The ductus arteriosus is a normal blood vessel that connects two major arteries — the aorta and the pulmonary artery — that carry blood away from the heart in a developing fetus.
The lungs are not used while a fetus is in the womb because the baby gets oxygen directly from the mother's placenta. The ductus arteriosus diverts blood away from the lungs and sends it directly to the body. When a newborn breathes and begins to use the lungs, the ductus is no longer needed and usually closes during the first 2 days after birth.

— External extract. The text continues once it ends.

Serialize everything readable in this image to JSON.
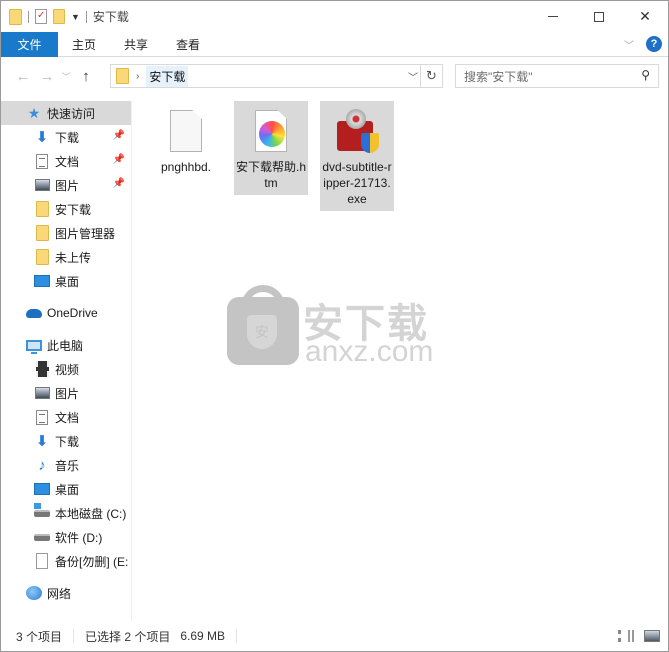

But when the ductus fails to close, a condition called patent (meaning "open") ductus arteriosus (PDA) results, in which oxygen-rich blood from the aorta is allowed to mix with oxygen-poor blood in the pulmonary artery. As a result, too much blood flows into the lungs, which puts a strain on the heart and increases blood pressure in the pulmonary arteries.
The cause of PDA is not known, but genetics might play a role. PDA is more common in premature babies and affects twice as many girls as boys. It's also common among babies with neonatal respiratory distress syndrome, babies with genetic disorders (such as Down syndrome), and babies whose mothers had rubella (also called German measles) during pregnancy.
In the vast majority of babies with a PDA but an otherwise normal heart, the PDA will shrink and go away on its own in the first few days of life. Some PDAs that don't close then will close on their own by the time the child is a year old.
In premature infants, the PDA is more likely to stay open, particularly if the baby has lung disease. When this happens, doctors might consider treatment to close the PDA.
In infants born with other heart problems that decrease blood flow from the heart to the lungs or decrease the flow of oxygen-rich blood to the body, the PDA may actually help, and the doctor might prescribe medicine to keep the ductus arteriosus open.
Symptoms and Tests
Babies with a large PDA might have symptoms such as:
- a bounding (strong and forceful) pulse
- fast breathing
- poor feeding habits
- shortness of breath
- sweating while feeding
- tiring very easily
- poor growth
If a PDA is suspected, the doctor will use a stethoscope to listen for a heart murmur, which is often heard in babies with PDAs. Follow-up tests might include:
- a chest X-ray
- an EKG, a test that measures the heart's electrical activity and can show if the heart is enlarged
- an echocardiogram, a test that uses sound waves to diagnose heart problems. These waves bounce off parts of the heart, creating a picture of the heart that is shown on a monitor. In babies with PDA, an echo shows how big the opening is and how well the heart is handling it.
- blood tests
The three treatment options for PDA are medication, catheter-based procedures, and surgery. A doctor will close a PDA if the size of the opening is large enough that the lungs could become overloaded with blood, a condition that can lead to an enlarged heart.
A doctor might also close a PDA to reduce the risk of developing a heart infection known as endocarditis, which affects the tissue lining the heart and blood vessels. Endocarditis is serious and requires treatment with intravenous (IV) antibiotics./p>
Reviewed by: Gina Baffa, MD
Date reviewed: April 28, 2017